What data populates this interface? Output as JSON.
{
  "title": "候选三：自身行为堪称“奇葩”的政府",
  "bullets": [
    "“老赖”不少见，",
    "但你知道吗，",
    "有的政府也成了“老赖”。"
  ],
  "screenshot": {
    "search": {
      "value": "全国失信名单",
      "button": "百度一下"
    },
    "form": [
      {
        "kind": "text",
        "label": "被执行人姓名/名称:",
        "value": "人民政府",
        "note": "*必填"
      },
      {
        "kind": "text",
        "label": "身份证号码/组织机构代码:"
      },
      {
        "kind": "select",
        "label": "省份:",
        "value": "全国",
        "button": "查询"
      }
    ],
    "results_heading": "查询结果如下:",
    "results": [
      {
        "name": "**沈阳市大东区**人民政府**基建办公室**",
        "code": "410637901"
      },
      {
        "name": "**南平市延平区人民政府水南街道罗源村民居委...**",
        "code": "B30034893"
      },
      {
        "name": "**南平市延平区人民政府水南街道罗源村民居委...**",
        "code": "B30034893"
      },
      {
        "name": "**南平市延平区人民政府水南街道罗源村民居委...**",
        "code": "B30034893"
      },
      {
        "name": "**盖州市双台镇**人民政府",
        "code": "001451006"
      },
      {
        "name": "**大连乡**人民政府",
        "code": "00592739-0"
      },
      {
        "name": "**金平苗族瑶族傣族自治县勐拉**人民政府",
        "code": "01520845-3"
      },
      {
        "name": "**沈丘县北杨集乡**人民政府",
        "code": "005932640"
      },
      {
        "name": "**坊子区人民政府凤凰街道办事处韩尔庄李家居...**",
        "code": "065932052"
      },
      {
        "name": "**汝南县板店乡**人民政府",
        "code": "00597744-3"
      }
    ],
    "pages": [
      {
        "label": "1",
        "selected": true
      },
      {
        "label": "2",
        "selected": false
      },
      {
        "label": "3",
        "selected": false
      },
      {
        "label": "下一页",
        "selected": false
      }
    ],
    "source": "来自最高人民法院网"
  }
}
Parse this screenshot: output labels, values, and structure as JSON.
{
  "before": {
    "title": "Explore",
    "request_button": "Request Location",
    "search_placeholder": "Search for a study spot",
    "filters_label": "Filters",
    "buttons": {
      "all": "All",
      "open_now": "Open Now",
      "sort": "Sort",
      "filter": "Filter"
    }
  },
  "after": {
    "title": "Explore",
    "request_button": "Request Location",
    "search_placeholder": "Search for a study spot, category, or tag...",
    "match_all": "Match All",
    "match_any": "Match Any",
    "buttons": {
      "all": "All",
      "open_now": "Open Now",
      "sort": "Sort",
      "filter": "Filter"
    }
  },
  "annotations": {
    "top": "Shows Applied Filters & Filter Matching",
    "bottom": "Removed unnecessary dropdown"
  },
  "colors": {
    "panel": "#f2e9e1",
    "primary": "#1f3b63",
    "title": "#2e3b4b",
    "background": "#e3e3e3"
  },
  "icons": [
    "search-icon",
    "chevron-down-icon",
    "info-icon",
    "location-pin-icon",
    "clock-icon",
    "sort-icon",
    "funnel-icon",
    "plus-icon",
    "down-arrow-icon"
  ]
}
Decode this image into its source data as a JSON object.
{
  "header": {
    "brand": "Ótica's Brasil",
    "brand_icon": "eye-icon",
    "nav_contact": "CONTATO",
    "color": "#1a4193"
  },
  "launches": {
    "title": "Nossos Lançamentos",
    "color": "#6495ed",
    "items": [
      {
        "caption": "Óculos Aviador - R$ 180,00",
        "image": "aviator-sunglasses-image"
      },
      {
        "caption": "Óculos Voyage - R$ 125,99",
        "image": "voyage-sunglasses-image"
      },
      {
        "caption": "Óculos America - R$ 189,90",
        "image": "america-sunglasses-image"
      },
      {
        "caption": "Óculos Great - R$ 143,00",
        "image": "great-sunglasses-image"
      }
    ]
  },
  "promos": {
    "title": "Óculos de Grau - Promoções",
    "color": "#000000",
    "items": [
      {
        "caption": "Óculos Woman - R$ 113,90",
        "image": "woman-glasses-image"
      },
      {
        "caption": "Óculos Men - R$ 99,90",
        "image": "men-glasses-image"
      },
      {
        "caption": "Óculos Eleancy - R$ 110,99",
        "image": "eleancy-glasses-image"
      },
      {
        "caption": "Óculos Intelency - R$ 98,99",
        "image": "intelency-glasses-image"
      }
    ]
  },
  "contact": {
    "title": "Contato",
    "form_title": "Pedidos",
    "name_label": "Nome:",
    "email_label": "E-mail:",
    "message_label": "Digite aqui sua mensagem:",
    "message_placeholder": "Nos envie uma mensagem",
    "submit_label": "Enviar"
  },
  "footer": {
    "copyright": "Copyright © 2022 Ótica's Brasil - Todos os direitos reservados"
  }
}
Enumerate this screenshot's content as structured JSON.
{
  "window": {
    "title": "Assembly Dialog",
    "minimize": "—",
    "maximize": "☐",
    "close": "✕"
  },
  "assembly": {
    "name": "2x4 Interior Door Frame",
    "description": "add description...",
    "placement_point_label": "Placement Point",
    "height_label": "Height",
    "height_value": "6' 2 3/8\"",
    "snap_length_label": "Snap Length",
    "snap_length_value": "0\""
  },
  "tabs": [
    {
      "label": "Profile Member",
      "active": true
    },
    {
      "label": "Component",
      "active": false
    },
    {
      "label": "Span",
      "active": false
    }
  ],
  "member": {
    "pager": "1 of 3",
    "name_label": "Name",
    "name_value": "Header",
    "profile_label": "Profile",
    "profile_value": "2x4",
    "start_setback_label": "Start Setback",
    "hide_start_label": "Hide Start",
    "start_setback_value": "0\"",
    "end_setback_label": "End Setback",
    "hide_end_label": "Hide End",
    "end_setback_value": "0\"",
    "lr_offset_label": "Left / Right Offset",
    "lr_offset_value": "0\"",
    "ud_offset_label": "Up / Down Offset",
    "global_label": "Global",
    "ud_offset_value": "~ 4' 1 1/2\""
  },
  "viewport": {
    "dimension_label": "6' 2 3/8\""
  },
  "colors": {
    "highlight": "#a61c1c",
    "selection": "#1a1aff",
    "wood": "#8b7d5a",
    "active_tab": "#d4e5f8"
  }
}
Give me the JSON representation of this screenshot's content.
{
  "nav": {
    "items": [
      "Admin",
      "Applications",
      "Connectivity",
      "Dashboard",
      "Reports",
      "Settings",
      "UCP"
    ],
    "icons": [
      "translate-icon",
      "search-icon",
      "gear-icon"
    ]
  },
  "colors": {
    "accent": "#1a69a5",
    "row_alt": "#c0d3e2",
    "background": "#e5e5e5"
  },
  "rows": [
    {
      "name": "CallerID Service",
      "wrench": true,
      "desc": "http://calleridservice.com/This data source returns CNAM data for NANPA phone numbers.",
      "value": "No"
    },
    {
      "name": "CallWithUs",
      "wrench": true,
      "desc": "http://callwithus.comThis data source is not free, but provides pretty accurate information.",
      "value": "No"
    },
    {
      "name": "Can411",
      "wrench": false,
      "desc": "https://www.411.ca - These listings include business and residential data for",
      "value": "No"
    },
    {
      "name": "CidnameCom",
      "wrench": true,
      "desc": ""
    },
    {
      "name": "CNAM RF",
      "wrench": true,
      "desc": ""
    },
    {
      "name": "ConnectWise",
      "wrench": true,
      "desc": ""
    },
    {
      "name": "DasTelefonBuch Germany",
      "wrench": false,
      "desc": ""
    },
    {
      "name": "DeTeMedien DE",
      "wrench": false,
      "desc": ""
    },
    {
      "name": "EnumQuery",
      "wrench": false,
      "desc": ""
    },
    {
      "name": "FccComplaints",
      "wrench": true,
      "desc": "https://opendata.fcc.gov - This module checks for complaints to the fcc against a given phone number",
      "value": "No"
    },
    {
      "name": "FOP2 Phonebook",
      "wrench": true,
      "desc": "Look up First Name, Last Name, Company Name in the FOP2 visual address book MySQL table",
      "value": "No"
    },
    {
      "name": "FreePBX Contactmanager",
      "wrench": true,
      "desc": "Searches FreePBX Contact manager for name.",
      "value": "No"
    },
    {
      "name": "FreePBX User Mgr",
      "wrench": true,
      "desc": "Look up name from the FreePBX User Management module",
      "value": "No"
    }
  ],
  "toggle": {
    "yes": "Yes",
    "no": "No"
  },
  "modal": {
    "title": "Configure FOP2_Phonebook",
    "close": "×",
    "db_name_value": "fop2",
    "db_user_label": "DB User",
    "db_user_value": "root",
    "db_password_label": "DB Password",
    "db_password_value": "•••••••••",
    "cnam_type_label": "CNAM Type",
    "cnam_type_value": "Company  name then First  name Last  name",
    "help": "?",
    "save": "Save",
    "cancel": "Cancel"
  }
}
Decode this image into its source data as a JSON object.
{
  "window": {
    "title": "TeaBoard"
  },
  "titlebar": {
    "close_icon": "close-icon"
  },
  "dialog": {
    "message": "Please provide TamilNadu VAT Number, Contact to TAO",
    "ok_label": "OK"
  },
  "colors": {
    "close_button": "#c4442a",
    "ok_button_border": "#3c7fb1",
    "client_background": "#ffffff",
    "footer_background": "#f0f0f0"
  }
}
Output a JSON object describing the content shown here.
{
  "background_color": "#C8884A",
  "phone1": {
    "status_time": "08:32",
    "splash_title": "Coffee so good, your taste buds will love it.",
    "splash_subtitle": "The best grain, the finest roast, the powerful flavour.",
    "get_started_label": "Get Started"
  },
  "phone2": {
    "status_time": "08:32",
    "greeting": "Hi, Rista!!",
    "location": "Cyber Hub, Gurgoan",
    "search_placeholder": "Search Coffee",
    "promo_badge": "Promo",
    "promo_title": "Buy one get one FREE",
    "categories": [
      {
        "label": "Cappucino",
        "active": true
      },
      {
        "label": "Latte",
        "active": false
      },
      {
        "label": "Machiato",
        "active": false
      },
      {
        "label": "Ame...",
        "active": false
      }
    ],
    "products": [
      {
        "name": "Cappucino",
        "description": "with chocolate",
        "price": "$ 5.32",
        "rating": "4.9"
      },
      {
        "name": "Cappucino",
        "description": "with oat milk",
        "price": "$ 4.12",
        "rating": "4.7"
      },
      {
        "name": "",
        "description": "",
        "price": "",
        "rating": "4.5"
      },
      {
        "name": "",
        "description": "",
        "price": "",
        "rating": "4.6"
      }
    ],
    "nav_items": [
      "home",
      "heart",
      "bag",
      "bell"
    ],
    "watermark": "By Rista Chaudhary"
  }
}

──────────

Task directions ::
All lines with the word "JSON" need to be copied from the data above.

Task answer ::
What data populates this interface? Output as JSON.
Parse this screenshot: output labels, values, and structure as JSON.
Decode this image into its source data as a JSON object.
Enumerate this screenshot's content as structured JSON.
Give me the JSON representation of this screenshot's content.
Decode this image into its source data as a JSON object.
Output a JSON object describing the content shown here.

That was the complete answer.